◆ SOURCE RECORDS:
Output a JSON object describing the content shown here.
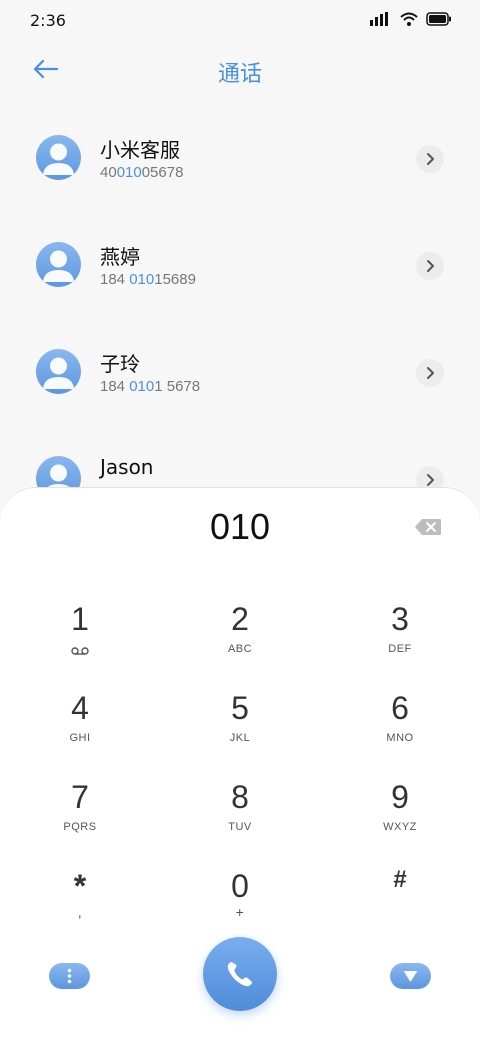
{
  "status_bar": {
    "time": "2:36",
    "icons": [
      "signal-icon",
      "wifi-icon",
      "battery-icon"
    ]
  },
  "header": {
    "title": "通话",
    "back_icon": "arrow-left-icon"
  },
  "colors": {
    "accent": "#4a90e2",
    "background": "#f7f7f7"
  },
  "contacts": [
    {
      "name": "小米客服",
      "number_pre": "40",
      "number_match": "010",
      "number_post": "05678"
    },
    {
      "name": "燕婷",
      "number_pre": "184 ",
      "number_match": "010",
      "number_post": "15689"
    },
    {
      "name": "子玲",
      "number_pre": "184 ",
      "number_match": "010",
      "number_post": "1 5678"
    },
    {
      "name": "Jason",
      "number_pre": "",
      "number_match": "",
      "number_post": ""
    }
  ],
  "dialpad": {
    "input": "010",
    "keys": [
      {
        "digit": "1",
        "letters": ""
      },
      {
        "digit": "2",
        "letters": "ABC"
      },
      {
        "digit": "3",
        "letters": "DEF"
      },
      {
        "digit": "4",
        "letters": "GHI"
      },
      {
        "digit": "5",
        "letters": "JKL"
      },
      {
        "digit": "6",
        "letters": "MNO"
      },
      {
        "digit": "7",
        "letters": "PQRS"
      },
      {
        "digit": "8",
        "letters": "TUV"
      },
      {
        "digit": "9",
        "letters": "WXYZ"
      },
      {
        "digit": "*",
        "letters": ","
      },
      {
        "digit": "0",
        "letters": "+"
      },
      {
        "digit": "#",
        "letters": ""
      }
    ]
  }
}
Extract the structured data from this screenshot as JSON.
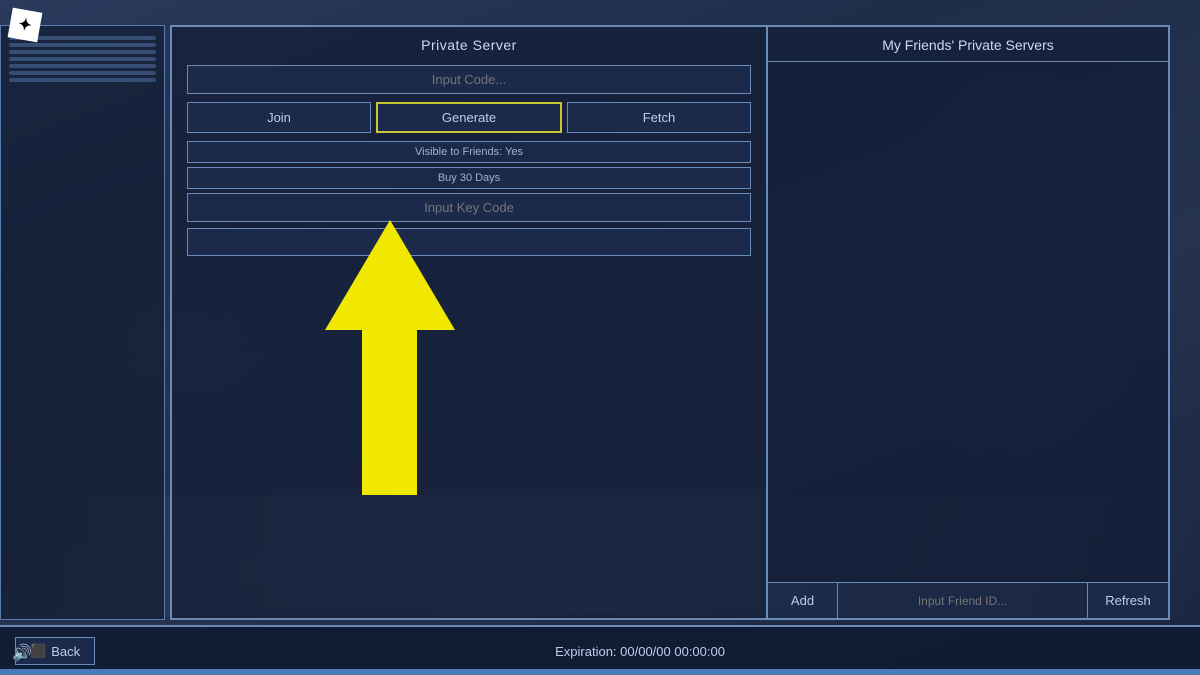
{
  "roblox_icon": "✦",
  "left_panel": {
    "title": "Private Server",
    "input_code_placeholder": "Input Code...",
    "btn_join": "Join",
    "btn_generate": "Generate",
    "btn_fetch": "Fetch",
    "visible_to_friends": "Visible to Friends: Yes",
    "buy_30_days": "Buy 30 Days",
    "input_key_code_placeholder": "Input Key Code",
    "empty_bar": ""
  },
  "right_panel": {
    "title": "My Friends' Private Servers",
    "btn_add": "Add",
    "input_friend_id_placeholder": "Input Friend ID...",
    "btn_refresh": "Refresh"
  },
  "bottom_bar": {
    "btn_back": "Back",
    "expiration": "Expiration: 00/00/00 00:00:00"
  },
  "sound_icon": "🔊",
  "colors": {
    "panel_border": "#6a8ab8",
    "generate_border": "#c8c830",
    "arrow_color": "#f0e800",
    "text_primary": "#d0d8f0",
    "text_secondary": "#a0b0d0"
  }
}
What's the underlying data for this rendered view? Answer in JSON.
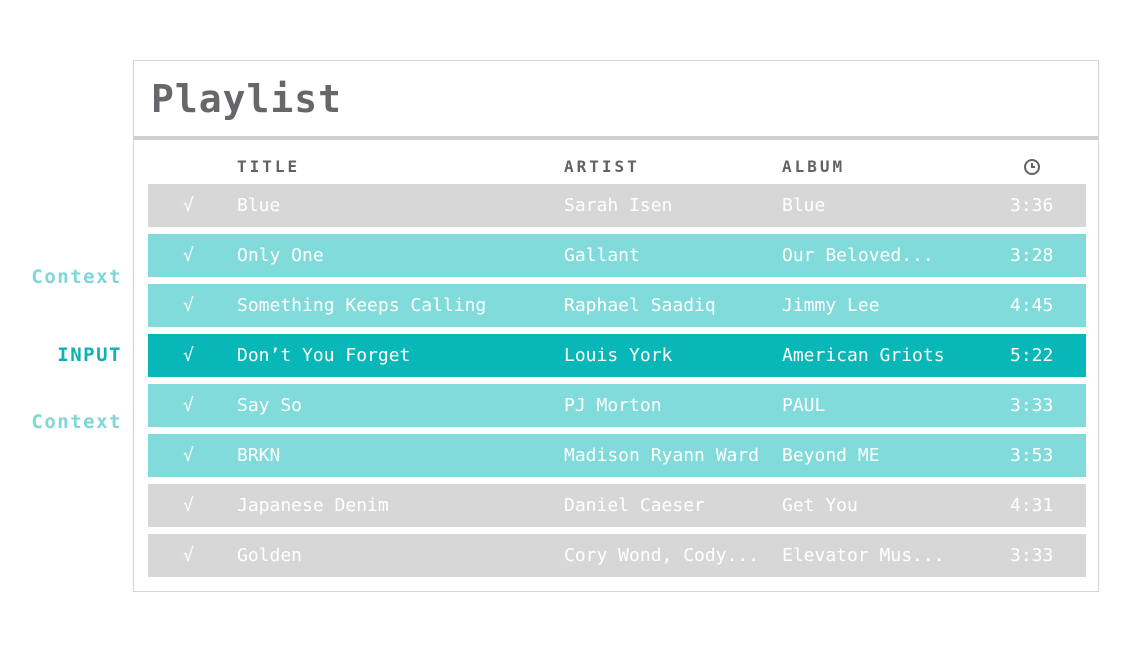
{
  "colors": {
    "context": "#82dbdb",
    "input": "#08b7b7",
    "neutral": "#d7d7d7",
    "context_label": "#7fd6d6",
    "input_label": "#0eb2b2"
  },
  "side_labels": [
    {
      "text": "Context",
      "kind": "context"
    },
    {
      "text": "INPUT",
      "kind": "input"
    },
    {
      "text": "Context",
      "kind": "context"
    }
  ],
  "playlist": {
    "title": "Playlist",
    "columns": {
      "title": "TITLE",
      "artist": "ARTIST",
      "album": "ALBUM",
      "duration_icon": "clock-icon"
    },
    "rows": [
      {
        "check": "√",
        "title": "Blue",
        "artist": "Sarah Isen",
        "album": "Blue",
        "time": "3:36",
        "kind": "neutral"
      },
      {
        "check": "√",
        "title": "Only One",
        "artist": "Gallant",
        "album": "Our Beloved...",
        "time": "3:28",
        "kind": "context"
      },
      {
        "check": "√",
        "title": "Something Keeps Calling",
        "artist": "Raphael Saadiq",
        "album": "Jimmy Lee",
        "time": "4:45",
        "kind": "context"
      },
      {
        "check": "√",
        "title": "Don’t You Forget",
        "artist": "Louis York",
        "album": "American Griots",
        "time": "5:22",
        "kind": "input"
      },
      {
        "check": "√",
        "title": "Say So",
        "artist": "PJ Morton",
        "album": "PAUL",
        "time": "3:33",
        "kind": "context"
      },
      {
        "check": "√",
        "title": "BRKN",
        "artist": "Madison Ryann Ward",
        "album": "Beyond ME",
        "time": "3:53",
        "kind": "context"
      },
      {
        "check": "√",
        "title": "Japanese Denim",
        "artist": "Daniel Caeser",
        "album": "Get You",
        "time": "4:31",
        "kind": "neutral"
      },
      {
        "check": "√",
        "title": "Golden",
        "artist": "Cory Wond, Cody...",
        "album": "Elevator Mus...",
        "time": "3:33",
        "kind": "neutral"
      }
    ]
  }
}
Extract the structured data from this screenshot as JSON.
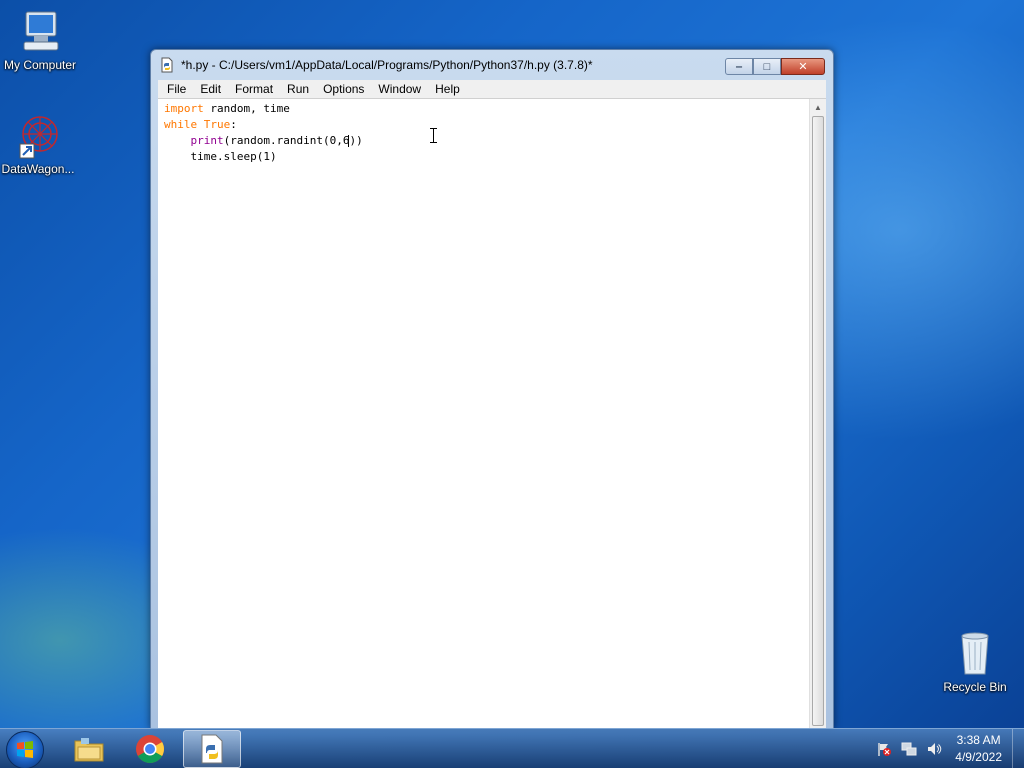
{
  "desktop": {
    "icons": [
      {
        "label": "My Computer"
      },
      {
        "label": "DataWagon..."
      },
      {
        "label": "Recycle Bin"
      }
    ]
  },
  "window": {
    "title": "*h.py - C:/Users/vm1/AppData/Local/Programs/Python/Python37/h.py (3.7.8)*",
    "buttons": {
      "minimize": "‒",
      "maximize": "□",
      "close": "✕"
    },
    "menu": [
      "File",
      "Edit",
      "Format",
      "Run",
      "Options",
      "Window",
      "Help"
    ]
  },
  "editor": {
    "lines": [
      {
        "kw": "import",
        "rest": " random, time"
      },
      {
        "kw": "while",
        "sp": " ",
        "kw2": "True",
        "rest": ":"
      },
      {
        "indent": "    ",
        "bi": "print",
        "rest_before_caret": "(random.randint(0,6",
        "rest_after_caret": "))"
      },
      {
        "indent": "    ",
        "rest": "time.sleep(1)"
      }
    ]
  },
  "taskbar": {
    "clock_time": "3:38 AM",
    "clock_date": "4/9/2022"
  },
  "colors": {
    "keyword": "#ff7700",
    "builtin": "#900090"
  }
}
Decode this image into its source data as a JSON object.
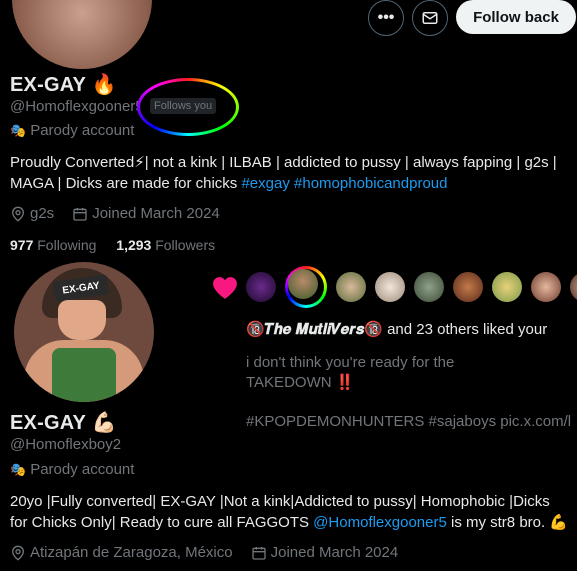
{
  "profile1": {
    "name": "EX-GAY",
    "name_emoji": "🔥",
    "handle": "@Homoflexgooner5",
    "follows_you": "Follows you",
    "parody": "Parody account",
    "bio_text": "Proudly Converted⚡| not a kink | ILBAB | addicted to pussy | always fapping | g2s | MAGA | Dicks are made for chicks ",
    "bio_tag1": "#exgay",
    "bio_tag2": "#homophobicandproud",
    "location": "g2s",
    "joined": "Joined March 2024",
    "following_count": "977",
    "following_label": "Following",
    "followers_count": "1,293",
    "followers_label": "Followers",
    "follow_back": "Follow back"
  },
  "overlay": {
    "liked_names": "🔞𝑻𝒉𝒆 𝑴𝒖𝒕𝒍𝒊𝑽𝒆𝒓𝒔🔞",
    "liked_rest": " and 23 others liked your",
    "post_line1": "i don't think you're ready for the",
    "post_line2": "TAKEDOWN ‼️",
    "post_tags": "#KPOPDEMONHUNTERS #sajaboys pic.x.com/l"
  },
  "profile2": {
    "avatar_label": "EX-GAY",
    "name": "EX-GAY",
    "name_emoji": "💪🏻",
    "handle": "@Homoflexboy2",
    "parody": "Parody account",
    "bio_line1": "20yo |Fully converted| EX-GAY |Not a kink|Addicted to pussy| Homophobic |Dicks",
    "bio_line2_pre": "for Chicks Only| Ready to cure all FAGGOTS ",
    "bio_mention": "@Homoflexgooner5",
    "bio_line2_post": " is my str8 bro. 💪",
    "location": "Atizapán de Zaragoza, México",
    "joined": "Joined March 2024"
  },
  "colors": {
    "accent": "#1d9bf0",
    "muted": "#71767b",
    "heart": "#f91880"
  }
}
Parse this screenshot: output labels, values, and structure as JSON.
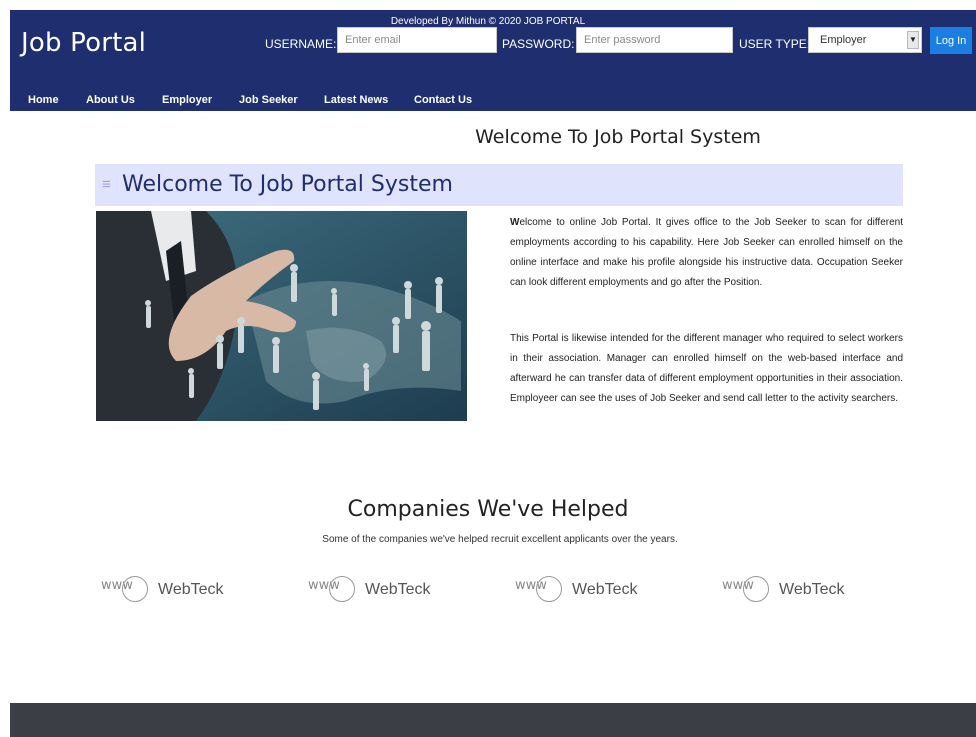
{
  "header": {
    "logo": "Job Portal",
    "username_label": "USERNAME:",
    "username_placeholder": "Enter email",
    "password_label": "PASSWORD:",
    "password_placeholder": "Enter password",
    "user_type_label": "USER TYPE:",
    "user_type_value": "Employer",
    "login_label": "Log In"
  },
  "nav": {
    "items": [
      {
        "label": "Home"
      },
      {
        "label": "About Us"
      },
      {
        "label": "Employer"
      },
      {
        "label": "Job Seeker"
      },
      {
        "label": "Latest News"
      },
      {
        "label": "Contact Us"
      }
    ]
  },
  "main": {
    "heading": "Welcome To Job Portal System",
    "banner_title": "Welcome To Job Portal System",
    "paragraph1_first": "W",
    "paragraph1_rest": "elcome to online Job Portal. It gives office to the Job Seeker to scan for different employments according to his capability. Here Job Seeker can enrolled himself on the online interface and make his profile alongside his instructive data. Occupation Seeker can look different employments and go after the Position.",
    "paragraph2": "This Portal is likewise intended for the different manager who required to select workers in their association. Manager can enrolled himself on the web-based interface and afterward he can transfer data of different employment opportunities in their association. Employeer can see the uses of Job Seeker and send call letter to the activity searchers."
  },
  "companies": {
    "title": "Companies We've Helped",
    "subtitle": "Some of the companies we've helped recruit excellent applicants over the years.",
    "items": [
      {
        "mark": "www",
        "name": "WebTeck"
      },
      {
        "mark": "www",
        "name": "WebTeck"
      },
      {
        "mark": "www",
        "name": "WebTeck"
      },
      {
        "mark": "www",
        "name": "WebTeck"
      }
    ]
  },
  "footer": {
    "text": "Developed By Mithun © 2020 JOB PORTAL"
  },
  "colors": {
    "header_bg": "#1f2e6e",
    "banner_bg": "#dfe3fb",
    "login_btn": "#1a7fe0",
    "footer_bg": "#3b3f45"
  }
}
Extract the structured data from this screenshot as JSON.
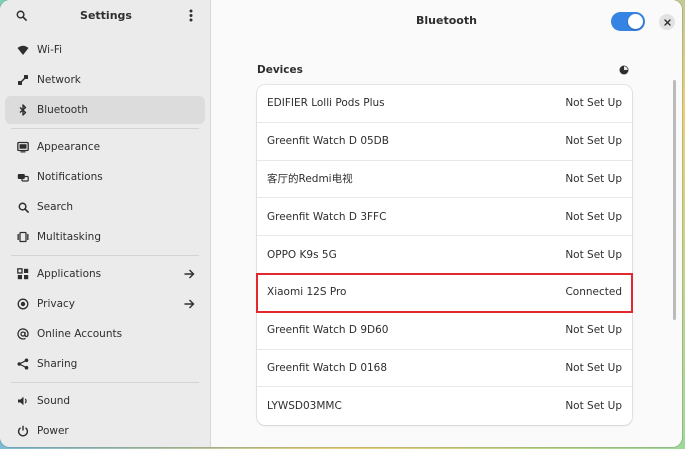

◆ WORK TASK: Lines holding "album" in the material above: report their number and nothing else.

◆ EXERCISE RESPONSE: 9